There’s been a lot of media emphasis on its investments into Iqbal Survé’s companies, which includes the once truly independent, Independent Newspaper which publishes newspapers like The Star and Cape Argus. 

Former PIC chief executive Daniel Matjila (left) who was implicated in a PIC report for dodgy dealings.

As BizNews summarised it: Iqbal Survé is well-known in media circles as the maybe-medical-doctor-to Nelson Mandela turned-businessman who got his hands on Public Investment Corporation funds to buy his own news empire. Survé wasted no time in using his print outlets to further his own interests and push a line that has been pro Jacob Zuma. 

The PIC overpaid vastly for inflated shares in Survé’s companies. 

So where’s the justice? The PIC under new management is going after Surve’s companies to recuperate some of the money owed. Let’s hope they’re successful. 

Inspiring story

In times of crisis, you can see the really crappy sides of people – like elements of the ANC youth league and EFF veiled threats against South Africans returning from Wuhan. 
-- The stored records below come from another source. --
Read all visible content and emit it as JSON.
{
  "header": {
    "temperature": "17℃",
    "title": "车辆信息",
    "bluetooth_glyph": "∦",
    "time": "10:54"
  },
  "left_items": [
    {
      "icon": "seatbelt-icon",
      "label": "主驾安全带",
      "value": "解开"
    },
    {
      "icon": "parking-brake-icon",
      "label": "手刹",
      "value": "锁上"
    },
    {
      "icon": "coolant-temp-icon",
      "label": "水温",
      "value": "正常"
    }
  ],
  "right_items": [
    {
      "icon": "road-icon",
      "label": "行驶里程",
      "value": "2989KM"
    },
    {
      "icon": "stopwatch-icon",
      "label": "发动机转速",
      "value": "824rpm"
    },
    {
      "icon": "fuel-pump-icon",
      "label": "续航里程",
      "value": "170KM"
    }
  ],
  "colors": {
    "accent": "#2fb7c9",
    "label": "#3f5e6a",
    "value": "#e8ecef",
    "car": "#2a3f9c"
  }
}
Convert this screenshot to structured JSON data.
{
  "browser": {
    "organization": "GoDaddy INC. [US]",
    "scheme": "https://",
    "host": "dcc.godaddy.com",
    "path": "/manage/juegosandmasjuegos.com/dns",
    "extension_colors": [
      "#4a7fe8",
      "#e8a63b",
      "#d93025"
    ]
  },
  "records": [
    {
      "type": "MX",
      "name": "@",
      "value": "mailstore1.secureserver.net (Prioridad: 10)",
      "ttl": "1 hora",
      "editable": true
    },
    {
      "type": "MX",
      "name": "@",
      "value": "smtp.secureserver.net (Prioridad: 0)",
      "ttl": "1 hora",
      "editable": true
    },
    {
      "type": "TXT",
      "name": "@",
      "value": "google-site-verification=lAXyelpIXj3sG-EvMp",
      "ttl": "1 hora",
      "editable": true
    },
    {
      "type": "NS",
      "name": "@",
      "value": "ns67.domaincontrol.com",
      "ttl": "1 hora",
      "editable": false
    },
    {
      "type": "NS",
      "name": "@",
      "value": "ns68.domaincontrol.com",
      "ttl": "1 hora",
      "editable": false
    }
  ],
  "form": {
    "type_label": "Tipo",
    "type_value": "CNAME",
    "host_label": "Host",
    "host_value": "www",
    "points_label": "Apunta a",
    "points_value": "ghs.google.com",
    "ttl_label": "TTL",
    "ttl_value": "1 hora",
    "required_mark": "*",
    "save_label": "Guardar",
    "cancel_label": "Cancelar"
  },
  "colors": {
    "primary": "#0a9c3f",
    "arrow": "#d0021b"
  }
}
This despite the returnees posing the least risk of most incoming travellers given they’ve been under quarantine for weeks and screened multiple times a day.

But you also see the best of people. An SAA crew, facing possible retrenchments at the beleaguered airline, put their hands up to volunteer in bringing home 114 of our fellow citizens from Wuhan. 

The flight was captained by veteran pilot, Vusi Khumalo who has been at the airline since 1994. The flight was a military operation manned by SA crew, and left SA on Tuesday and landed at Polokwane airport on Saturday morning. 

They have been quarantined for 21 days at the Ranch resort, where they were met with singing and dancing from staff and officials. 

It was a warm moment in a dark time. Watch it below.

Other interesting news? eThekwini metro police will no longer be using breathalysers at roadblocks. ? Though to be honest, we’re not quite sure why they’d announced something like that…

Vodacom to slash data prices by 30%

In other good news, another finding from one of our endless commissions has materialised. Vodacom said it will cut prices by as much as 34% in April after an agreement with the Competition Commission. Vodacom will now also offer free access to governmental websites, Facebook Flex, and Wikipedia. 

This after the Competition Commission, whose ruling became binding last year, slammed Vodacom and MTN for misusing their local market dominance to maintain “price discrimination strategies”. We all know this as South Africans and it felt like things would never change, so this is a start. 

This will result in Vodacom losing R2.7-billion in revenue, which it said it will recover over the years as more users join the network. 

Week ahead

Whew! That was a lot. To end off, here’s what you can keep an eye out in the week ahead: 

  1. The biggest news this week will be ongoing reaction to Ramaphosa’s major announcement tonight. Our health minister, Zweli Mkhize will flesh things out a bit more at a press conference tomorrow. Plus the health and business communities will provide further plans on how they will be dealing with the spread of the virus. 
  2. South Africa’s inflation rate will be announced on Wednesday. It’s currently within the preferred band. 
  3. On Thursday the Reserve will announce its interest rate decision – there’s probably a cut on the cards to help boost the economy. 
  4. Mkhwebane will on Wednesday challenge the parliamentary process to have her removed as public protector. 

And that’s it from a mammoth edition of Verationality – simple news summaries for busy people, brought to you by explain.co.za. Tell your friends to go to www.explain.co.za/subscribe to sign up. We’ll be bringing you regular updates during this intense time for our country.

By Verashni Pillay and Aarti Bhana